The data below should be retyped exactly, with the pictures left out.

Records below:

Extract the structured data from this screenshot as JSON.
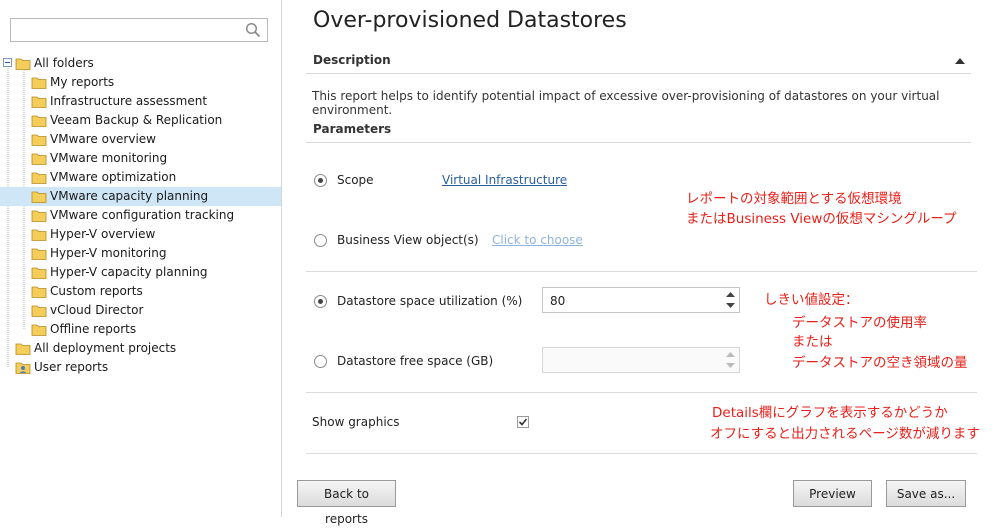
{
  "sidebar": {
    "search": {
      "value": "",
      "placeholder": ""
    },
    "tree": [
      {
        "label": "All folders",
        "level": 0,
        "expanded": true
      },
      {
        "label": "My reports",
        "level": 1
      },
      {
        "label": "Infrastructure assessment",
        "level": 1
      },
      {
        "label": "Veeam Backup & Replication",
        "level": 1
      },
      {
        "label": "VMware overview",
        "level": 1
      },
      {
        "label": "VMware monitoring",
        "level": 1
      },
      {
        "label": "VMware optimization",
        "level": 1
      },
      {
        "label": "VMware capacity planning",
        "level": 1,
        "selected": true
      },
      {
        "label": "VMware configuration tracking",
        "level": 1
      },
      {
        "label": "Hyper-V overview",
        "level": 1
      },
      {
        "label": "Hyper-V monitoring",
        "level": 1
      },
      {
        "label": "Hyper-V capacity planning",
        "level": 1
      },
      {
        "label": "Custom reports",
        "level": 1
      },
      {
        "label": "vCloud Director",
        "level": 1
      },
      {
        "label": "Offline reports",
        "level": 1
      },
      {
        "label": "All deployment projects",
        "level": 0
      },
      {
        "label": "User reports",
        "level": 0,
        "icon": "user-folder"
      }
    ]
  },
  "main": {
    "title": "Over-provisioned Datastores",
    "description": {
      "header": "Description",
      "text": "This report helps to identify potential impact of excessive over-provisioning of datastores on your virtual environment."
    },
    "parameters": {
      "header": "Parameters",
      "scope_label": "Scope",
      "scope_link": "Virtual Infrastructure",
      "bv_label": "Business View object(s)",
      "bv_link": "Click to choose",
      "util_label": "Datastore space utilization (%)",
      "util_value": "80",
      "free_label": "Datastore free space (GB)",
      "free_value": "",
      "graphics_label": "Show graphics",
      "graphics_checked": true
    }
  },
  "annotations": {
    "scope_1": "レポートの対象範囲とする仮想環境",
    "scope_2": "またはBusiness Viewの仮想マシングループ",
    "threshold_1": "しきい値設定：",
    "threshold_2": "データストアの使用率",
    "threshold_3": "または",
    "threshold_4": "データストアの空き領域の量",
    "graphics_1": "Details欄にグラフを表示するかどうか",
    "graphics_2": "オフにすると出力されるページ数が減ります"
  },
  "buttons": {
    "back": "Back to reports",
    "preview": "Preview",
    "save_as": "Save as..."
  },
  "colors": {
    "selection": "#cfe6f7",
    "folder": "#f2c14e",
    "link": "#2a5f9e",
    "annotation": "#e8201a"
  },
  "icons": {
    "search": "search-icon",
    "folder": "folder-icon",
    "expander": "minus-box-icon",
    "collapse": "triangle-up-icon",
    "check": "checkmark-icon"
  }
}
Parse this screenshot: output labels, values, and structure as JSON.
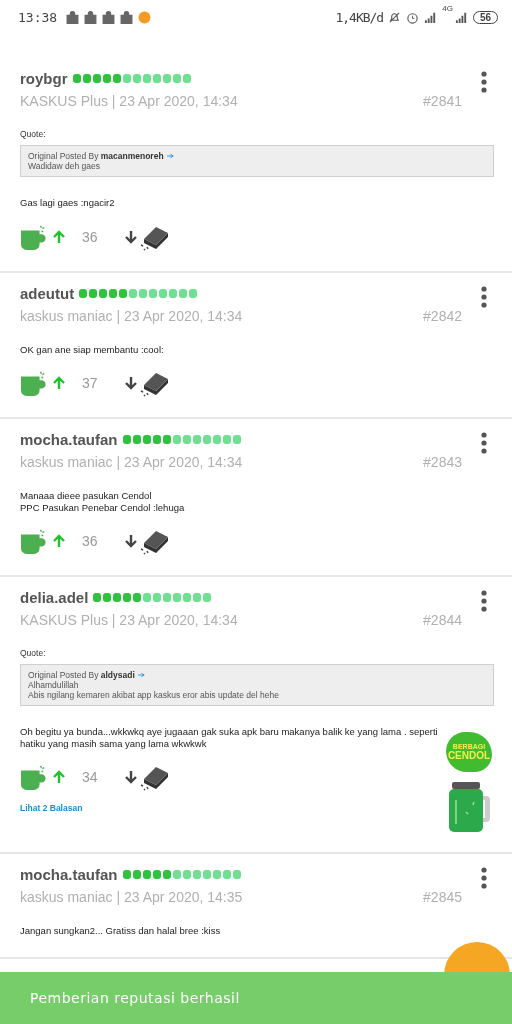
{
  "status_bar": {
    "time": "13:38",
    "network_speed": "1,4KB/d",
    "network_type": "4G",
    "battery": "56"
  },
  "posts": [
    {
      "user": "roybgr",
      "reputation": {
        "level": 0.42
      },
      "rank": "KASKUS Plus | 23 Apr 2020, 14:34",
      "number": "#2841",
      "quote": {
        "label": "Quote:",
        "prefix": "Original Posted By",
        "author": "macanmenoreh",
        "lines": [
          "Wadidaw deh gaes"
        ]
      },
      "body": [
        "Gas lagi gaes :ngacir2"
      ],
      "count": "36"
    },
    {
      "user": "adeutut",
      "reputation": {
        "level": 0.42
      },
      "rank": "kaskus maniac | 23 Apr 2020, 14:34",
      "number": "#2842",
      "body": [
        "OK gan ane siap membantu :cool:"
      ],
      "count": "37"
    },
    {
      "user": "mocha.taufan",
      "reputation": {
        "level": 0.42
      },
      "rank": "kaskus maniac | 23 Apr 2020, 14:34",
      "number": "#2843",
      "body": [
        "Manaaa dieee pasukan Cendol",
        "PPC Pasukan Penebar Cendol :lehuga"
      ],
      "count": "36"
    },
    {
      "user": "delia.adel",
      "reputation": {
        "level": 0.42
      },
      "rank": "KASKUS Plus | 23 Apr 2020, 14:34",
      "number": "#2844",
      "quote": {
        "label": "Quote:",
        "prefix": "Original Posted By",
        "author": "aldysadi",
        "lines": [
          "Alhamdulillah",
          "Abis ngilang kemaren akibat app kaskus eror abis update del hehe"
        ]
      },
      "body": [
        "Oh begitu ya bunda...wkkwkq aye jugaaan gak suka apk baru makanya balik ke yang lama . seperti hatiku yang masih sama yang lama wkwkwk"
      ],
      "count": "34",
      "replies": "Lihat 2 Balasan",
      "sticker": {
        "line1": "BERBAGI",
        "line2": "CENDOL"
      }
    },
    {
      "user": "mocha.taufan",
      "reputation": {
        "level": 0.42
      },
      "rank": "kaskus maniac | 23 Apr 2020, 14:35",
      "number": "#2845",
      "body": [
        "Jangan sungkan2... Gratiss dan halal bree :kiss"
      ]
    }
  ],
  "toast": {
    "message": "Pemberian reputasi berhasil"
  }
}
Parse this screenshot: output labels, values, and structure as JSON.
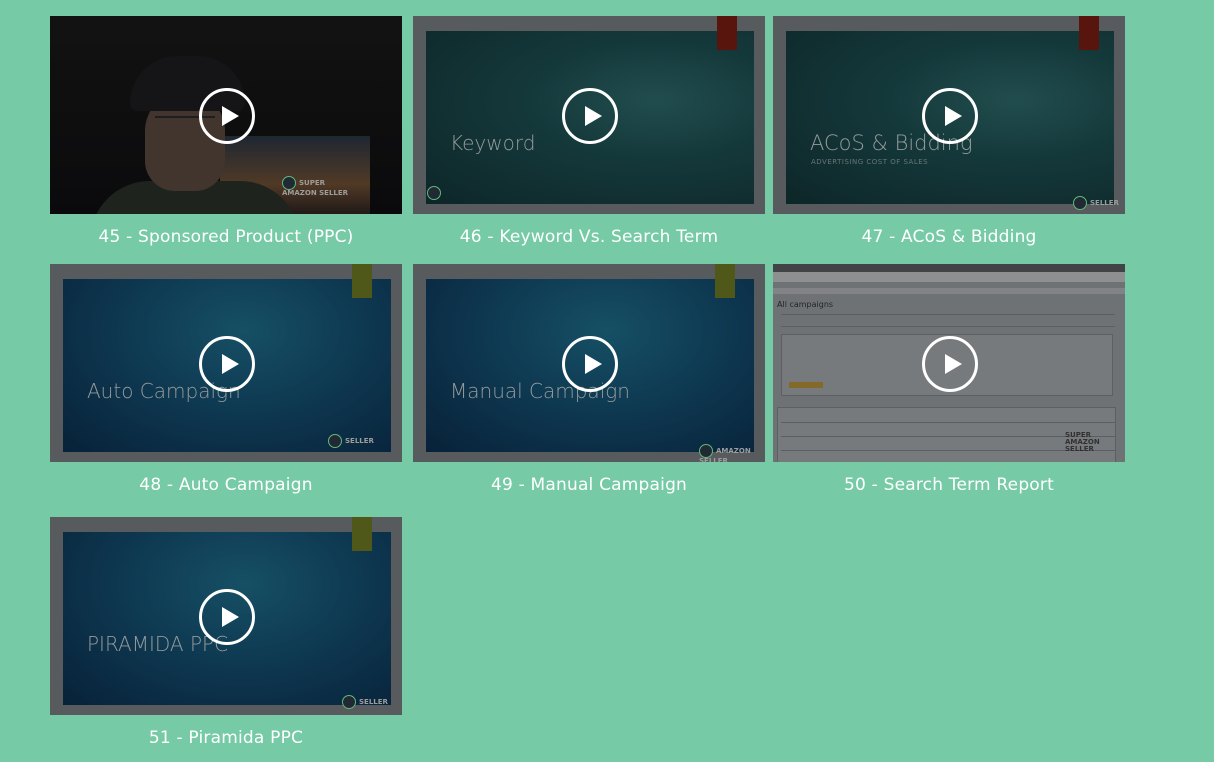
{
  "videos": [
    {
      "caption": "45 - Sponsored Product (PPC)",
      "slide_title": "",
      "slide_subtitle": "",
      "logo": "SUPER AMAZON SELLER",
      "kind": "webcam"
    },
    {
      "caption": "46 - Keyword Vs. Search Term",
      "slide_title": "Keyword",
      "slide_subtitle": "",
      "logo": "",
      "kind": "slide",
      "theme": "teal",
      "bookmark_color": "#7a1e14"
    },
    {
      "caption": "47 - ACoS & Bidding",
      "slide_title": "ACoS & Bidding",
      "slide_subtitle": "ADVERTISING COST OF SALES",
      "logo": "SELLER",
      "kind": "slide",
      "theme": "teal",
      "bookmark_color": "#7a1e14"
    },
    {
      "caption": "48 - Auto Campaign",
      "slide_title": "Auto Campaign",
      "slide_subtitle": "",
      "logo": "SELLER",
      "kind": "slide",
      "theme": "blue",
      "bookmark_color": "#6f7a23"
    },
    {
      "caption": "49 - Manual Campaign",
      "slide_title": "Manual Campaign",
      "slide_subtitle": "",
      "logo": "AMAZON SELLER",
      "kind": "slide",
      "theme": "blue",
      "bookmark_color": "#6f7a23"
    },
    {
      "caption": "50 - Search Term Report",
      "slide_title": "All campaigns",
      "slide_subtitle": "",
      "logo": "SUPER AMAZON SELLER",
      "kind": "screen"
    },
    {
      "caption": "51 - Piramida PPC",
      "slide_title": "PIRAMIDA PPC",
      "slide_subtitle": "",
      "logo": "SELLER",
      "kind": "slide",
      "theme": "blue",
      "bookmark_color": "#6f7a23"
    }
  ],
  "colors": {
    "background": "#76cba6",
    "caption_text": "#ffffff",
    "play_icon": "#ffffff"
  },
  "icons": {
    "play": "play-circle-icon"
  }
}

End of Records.

Problem solution
Extract the structured data from this screenshot as JSON.
{
  "sidebar": {
    "search": {
      "value": "",
      "placeholder": ""
    },
    "tree": [
      {
        "label": "All folders",
        "level": 0,
        "expanded": true
      },
      {
        "label": "My reports",
        "level": 1
      },
      {
        "label": "Infrastructure assessment",
        "level": 1
      },
      {
        "label": "Veeam Backup & Replication",
        "level": 1
      },
      {
        "label": "VMware overview",
        "level": 1
      },
      {
        "label": "VMware monitoring",
        "level": 1
      },
      {
        "label": "VMware optimization",
        "level": 1
      },
      {
        "label": "VMware capacity planning",
        "level": 1,
        "selected": true
      },
      {
        "label": "VMware configuration tracking",
        "level": 1
      },
      {
        "label": "Hyper-V overview",
        "level": 1
      },
      {
        "label": "Hyper-V monitoring",
        "level": 1
      },
      {
        "label": "Hyper-V capacity planning",
        "level": 1
      },
      {
        "label": "Custom reports",
        "level": 1
      },
      {
        "label": "vCloud Director",
        "level": 1
      },
      {
        "label": "Offline reports",
        "level": 1
      },
      {
        "label": "All deployment projects",
        "level": 0
      },
      {
        "label": "User reports",
        "level": 0,
        "icon": "user-folder"
      }
    ]
  },
  "main": {
    "title": "Over-provisioned Datastores",
    "description": {
      "header": "Description",
      "text": "This report helps to identify potential impact of excessive over-provisioning of datastores on your virtual environment."
    },
    "parameters": {
      "header": "Parameters",
      "scope_label": "Scope",
      "scope_link": "Virtual Infrastructure",
      "bv_label": "Business View object(s)",
      "bv_link": "Click to choose",
      "util_label": "Datastore space utilization (%)",
      "util_value": "80",
      "free_label": "Datastore free space (GB)",
      "free_value": "",
      "graphics_label": "Show graphics",
      "graphics_checked": true
    }
  },
  "annotations": {
    "scope_1": "レポートの対象範囲とする仮想環境",
    "scope_2": "またはBusiness Viewの仮想マシングループ",
    "threshold_1": "しきい値設定：",
    "threshold_2": "データストアの使用率",
    "threshold_3": "または",
    "threshold_4": "データストアの空き領域の量",
    "graphics_1": "Details欄にグラフを表示するかどうか",
    "graphics_2": "オフにすると出力されるページ数が減ります"
  },
  "buttons": {
    "back": "Back to reports",
    "preview": "Preview",
    "save_as": "Save as..."
  },
  "colors": {
    "selection": "#cfe6f7",
    "folder": "#f2c14e",
    "link": "#2a5f9e",
    "annotation": "#e8201a"
  },
  "icons": {
    "search": "search-icon",
    "folder": "folder-icon",
    "expander": "minus-box-icon",
    "collapse": "triangle-up-icon",
    "check": "checkmark-icon"
  }
}
Parse this screenshot: output labels, values, and structure as JSON.
{
  "status_bar": {
    "time": "13:38",
    "network_speed": "1,4KB/d",
    "network_type": "4G",
    "battery": "56"
  },
  "posts": [
    {
      "user": "roybgr",
      "reputation": {
        "level": 0.42
      },
      "rank": "KASKUS Plus | 23 Apr 2020, 14:34",
      "number": "#2841",
      "quote": {
        "label": "Quote:",
        "prefix": "Original Posted By",
        "author": "macanmenoreh",
        "lines": [
          "Wadidaw deh gaes"
        ]
      },
      "body": [
        "Gas lagi gaes :ngacir2"
      ],
      "count": "36"
    },
    {
      "user": "adeutut",
      "reputation": {
        "level": 0.42
      },
      "rank": "kaskus maniac | 23 Apr 2020, 14:34",
      "number": "#2842",
      "body": [
        "OK gan ane siap membantu :cool:"
      ],
      "count": "37"
    },
    {
      "user": "mocha.taufan",
      "reputation": {
        "level": 0.42
      },
      "rank": "kaskus maniac | 23 Apr 2020, 14:34",
      "number": "#2843",
      "body": [
        "Manaaa dieee pasukan Cendol",
        "PPC Pasukan Penebar Cendol :lehuga"
      ],
      "count": "36"
    },
    {
      "user": "delia.adel",
      "reputation": {
        "level": 0.42
      },
      "rank": "KASKUS Plus | 23 Apr 2020, 14:34",
      "number": "#2844",
      "quote": {
        "label": "Quote:",
        "prefix": "Original Posted By",
        "author": "aldysadi",
        "lines": [
          "Alhamdulillah",
          "Abis ngilang kemaren akibat app kaskus eror abis update del hehe"
        ]
      },
      "body": [
        "Oh begitu ya bunda...wkkwkq aye jugaaan gak suka apk baru makanya balik ke yang lama . seperti hatiku yang masih sama yang lama wkwkwk"
      ],
      "count": "34",
      "replies": "Lihat 2 Balasan",
      "sticker": {
        "line1": "BERBAGI",
        "line2": "CENDOL"
      }
    },
    {
      "user": "mocha.taufan",
      "reputation": {
        "level": 0.42
      },
      "rank": "kaskus maniac | 23 Apr 2020, 14:35",
      "number": "#2845",
      "body": [
        "Jangan sungkan2... Gratiss dan halal bree :kiss"
      ]
    }
  ],
  "toast": {
    "message": "Pemberian reputasi berhasil"
  }
}
Parse this screenshot: output labels, values, and structure as JSON.
{
  "videos": [
    {
      "caption": "45 - Sponsored Product (PPC)",
      "slide_title": "",
      "slide_subtitle": "",
      "logo": "SUPER AMAZON SELLER",
      "kind": "webcam"
    },
    {
      "caption": "46 - Keyword Vs. Search Term",
      "slide_title": "Keyword",
      "slide_subtitle": "",
      "logo": "",
      "kind": "slide",
      "theme": "teal",
      "bookmark_color": "#7a1e14"
    },
    {
      "caption": "47 - ACoS & Bidding",
      "slide_title": "ACoS & Bidding",
      "slide_subtitle": "ADVERTISING COST OF SALES",
      "logo": "SELLER",
      "kind": "slide",
      "theme": "teal",
      "bookmark_color": "#7a1e14"
    },
    {
      "caption": "48 - Auto Campaign",
      "slide_title": "Auto Campaign",
      "slide_subtitle": "",
      "logo": "SELLER",
      "kind": "slide",
      "theme": "blue",
      "bookmark_color": "#6f7a23"
    },
    {
      "caption": "49 - Manual Campaign",
      "slide_title": "Manual Campaign",
      "slide_subtitle": "",
      "logo": "AMAZON SELLER",
      "kind": "slide",
      "theme": "blue",
      "bookmark_color": "#6f7a23"
    },
    {
      "caption": "50 - Search Term Report",
      "slide_title": "All campaigns",
      "slide_subtitle": "",
      "logo": "SUPER AMAZON SELLER",
      "kind": "screen"
    },
    {
      "caption": "51 - Piramida PPC",
      "slide_title": "PIRAMIDA PPC",
      "slide_subtitle": "",
      "logo": "SELLER",
      "kind": "slide",
      "theme": "blue",
      "bookmark_color": "#6f7a23"
    }
  ],
  "colors": {
    "background": "#76cba6",
    "caption_text": "#ffffff",
    "play_icon": "#ffffff"
  },
  "icons": {
    "play": "play-circle-icon"
  }
}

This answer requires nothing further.